On December 2, 2013, the day this photo was shot there were no apparent precautions being taken to limit public exposure–not any of the precautions often used in similar situations elsewhere were in evidence. The contractors could have taken common sense measures like wetting down the concrete, or erecting a wind curtain, or even ceasing crushing operations when the wind blows towards either the residential area or the busy Beltline Highway to limit public exposure to this hazardous material.
What Other Hazardous Materials Were Released?
Beyond the concrete dust what other hazardous materials were released into the environment by this project? We don’t know but construction rubble from projects like this could contain asbestos and/or lead.
Environmental and Social Injustice
Highway reconstruction projects like the one at Verona Road land a triple-whammy on an already poor and disadvantaged neighborhood like the Allied Drive/Dunn’s Marsh Neighborhood. The poor and minority residents of neighborhoods like Allied Drive/Dunn’s March thus bear a disproportionate share of the impacts and receive few of the benefits.
The first blow is that these neighborhoods bear the brunt of the disruption and direct impacts; secondly, residents of neighborhoods like Allied Drive endure the burden of the environmental and public health impacts; and thirdly, on top of all that, because their car ownership is relatively low, residents of these under-privileged neighborhoods receive few of the benefits of shiny, new, high-speed highways. They don’t even have a grocery store within walking distance. Read more about environmental justice issues here.
No More Excuses, Please!
David Thompson’s photos illustrate a range of environmental and public health offenses that if not illegal, at least ignore common sense precautions, and are ultimately environmentally immoral. Click here to see David’s photos.
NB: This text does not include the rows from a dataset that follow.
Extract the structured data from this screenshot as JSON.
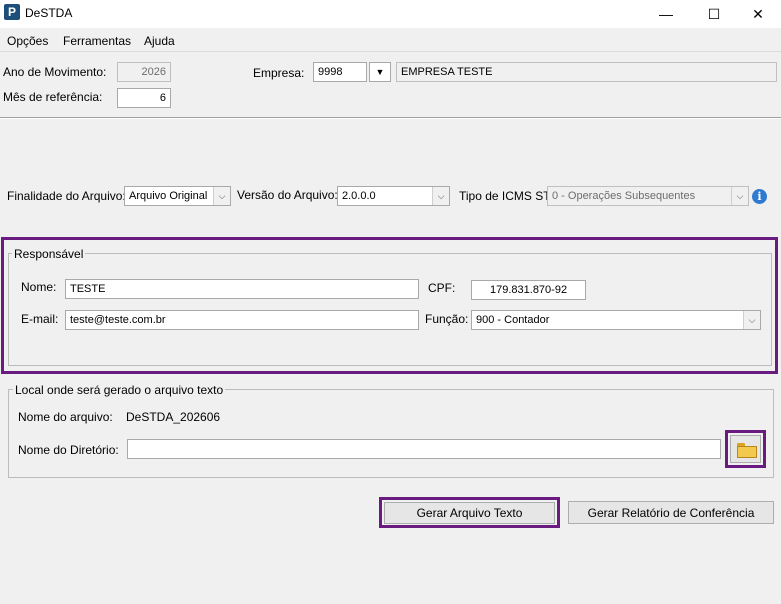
{
  "window": {
    "title": "DeSTDA",
    "icon": "P",
    "minimize": "—",
    "maximize": "☐",
    "close": "✕"
  },
  "menu": {
    "items": [
      "Opções",
      "Ferramentas",
      "Ajuda"
    ]
  },
  "header": {
    "ano_label": "Ano de Movimento:",
    "ano_value": "2026",
    "mes_label": "Mês de referência:",
    "mes_value": "6",
    "empresa_label": "Empresa:",
    "empresa_code": "9998",
    "empresa_name": "EMPRESA TESTE"
  },
  "options": {
    "finalidade_label": "Finalidade do Arquivo:",
    "finalidade_value": "Arquivo Original",
    "versao_label": "Versão do Arquivo:",
    "versao_value": "2.0.0.0",
    "icms_label": "Tipo de ICMS ST:",
    "icms_value": "0 - Operações Subsequentes"
  },
  "responsavel": {
    "title": "Responsável",
    "nome_label": "Nome:",
    "nome_value": "TESTE",
    "cpf_label": "CPF:",
    "cpf_value": "179.831.870-92",
    "email_label": "E-mail:",
    "email_value": "teste@teste.com.br",
    "funcao_label": "Função:",
    "funcao_value": "900 - Contador"
  },
  "local": {
    "title": "Local onde será gerado o arquivo texto",
    "arquivo_label": "Nome do arquivo:",
    "arquivo_value": "DeSTDA_202606",
    "diretorio_label": "Nome do Diretório:",
    "diretorio_value": ""
  },
  "actions": {
    "gerar_texto": "Gerar Arquivo Texto",
    "gerar_relatorio": "Gerar Relatório de Conferência"
  },
  "colors": {
    "highlight": "#6a1b7f",
    "info": "#2f7ad1",
    "folder": "#f2c94c"
  }
}
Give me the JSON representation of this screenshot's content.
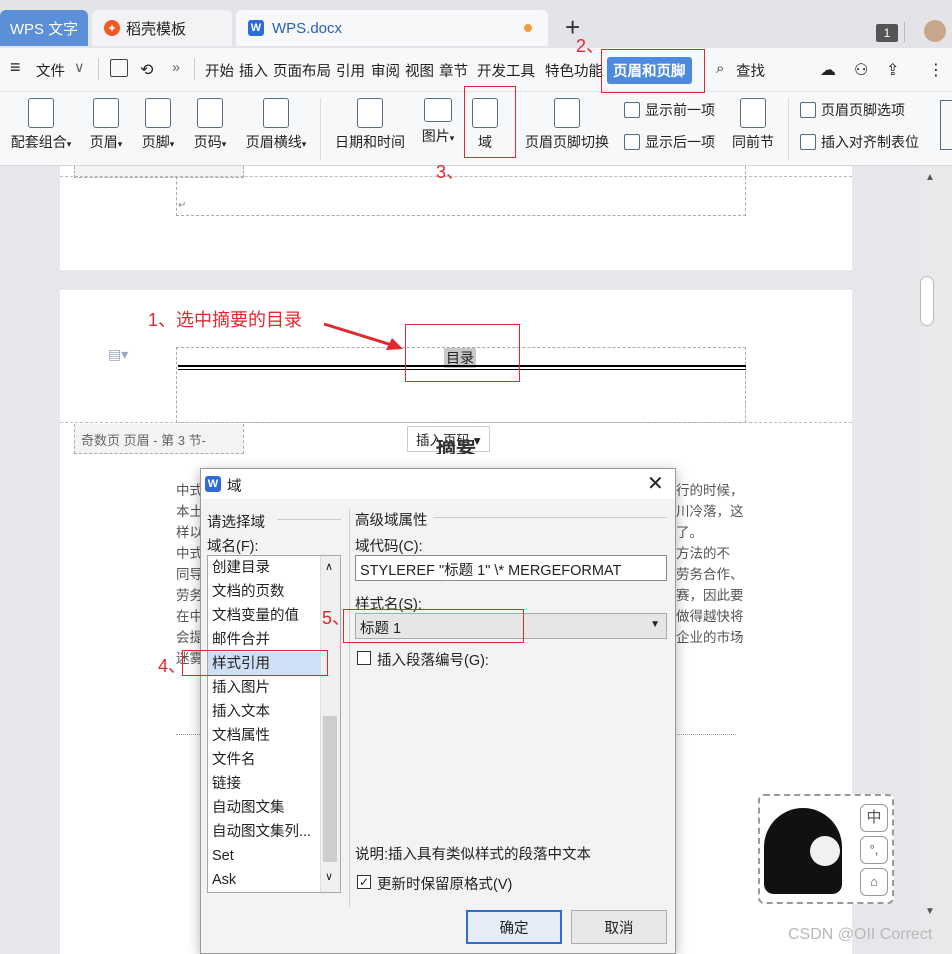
{
  "tabs": {
    "wps": "WPS 文字",
    "daoke": "稻壳模板",
    "doc": "WPS.docx",
    "plus": "+",
    "badge": "1"
  },
  "menu": {
    "file": "文件",
    "more": "»",
    "items": [
      "开始",
      "插入",
      "页面布局",
      "引用",
      "审阅",
      "视图",
      "章节",
      "开发工具",
      "特色功能"
    ],
    "active": "页眉和页脚",
    "search": "查找"
  },
  "ribbon": {
    "b1": "配套组合",
    "b2": "页眉",
    "b3": "页脚",
    "b4": "页码",
    "b5": "页眉横线",
    "b6": "日期和时间",
    "b7": "图片",
    "b8": "域",
    "b9": "页眉页脚切换",
    "prev": "显示前一项",
    "next": "显示后一项",
    "same": "同前节",
    "opts": "页眉页脚选项",
    "align": "插入对齐制表位"
  },
  "doc": {
    "toc": "目录",
    "header_label": "奇数页 页眉 - 第 3 节-",
    "insert_page_num": "插入页码",
    "heading": "摘要",
    "body_left": [
      "中式",
      "本土",
      "样以",
      "中式",
      "同导",
      "劳务",
      "在中",
      "会提",
      "迷雾"
    ],
    "body_right": [
      "行的时候，",
      "川冷落，这",
      "了。",
      "方法的不",
      "劳务合作、",
      "赛，因此要",
      "做得越快将",
      "企业的市场",
      ""
    ]
  },
  "annotations": {
    "a1": "1、选中摘要的目录",
    "a2": "2、",
    "a3": "3、",
    "a4": "4、",
    "a5": "5、"
  },
  "dialog": {
    "title": "域",
    "choose": "请选择域",
    "field_name": "域名(F):",
    "items": [
      "创建目录",
      "文档的页数",
      "文档变量的值",
      "邮件合并",
      "样式引用",
      "插入图片",
      "插入文本",
      "文档属性",
      "文件名",
      "链接",
      "自动图文集",
      "自动图文集列...",
      "Set",
      "Ask"
    ],
    "selected_index": 4,
    "advanced": "高级域属性",
    "code_label": "域代码(C):",
    "code_value": "STYLEREF \"标题 1\" \\* MERGEFORMAT",
    "style_label": "样式名(S):",
    "style_value": "标题 1",
    "para_num": "插入段落编号(G):",
    "desc": "说明:插入具有类似样式的段落中文本",
    "keep_format": "更新时保留原格式(V)",
    "ok": "确定",
    "cancel": "取消"
  },
  "ime": {
    "k1": "中",
    "k2": "°,",
    "k3": "👕"
  },
  "watermark": "CSDN @OII Correct"
}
The documented site conditions suggests a certain level of neglect and carelessness, possibly facilitated by weak supervision, and a lack of code enforcement. I do not known if the site conditions here are considered “business as usual” for highway construction projects or whether they are the result of an aberration of this particular project. Either way the site has to be fixed. City and State officials have to step up and take responsibility and not just accepting “my dog ate my homework” type excuses.
Recent Allied Drive Housing Initiatives
The Allied Drive neighborhood is always on the radar of Madison’s political leaders and sometimes seems to even make it onto the to-do list as an action item. In 2007 Paul Soglin, Madison’s past and present mayor, wrote about the needs of the Allied Drive neighborhood for jobs and economic stability on his Waxing America in an entry titled: “Madison’s Allied Drive Needs Far More Than Improved Housing and Social Services.”
Admittedly, Madison has initiated some programs to provide high quality apartments and single-family homes (click here to see a 2010 description of one such program for home ownership) and click here to see an update on the latest Allied Drive home ownership program from November of 2013. These initiatives are welcome and wonderful but they don’t do any good for the Madison citizens who still live along Britta Parkway and environs.
And yes, Mayor Cieslewicz had good intentions and Mayor Soglin was right, but without environmental and social justice the Allied Drive/Dunn’s Marsh Neighborhood will just stay a political campaign talking point.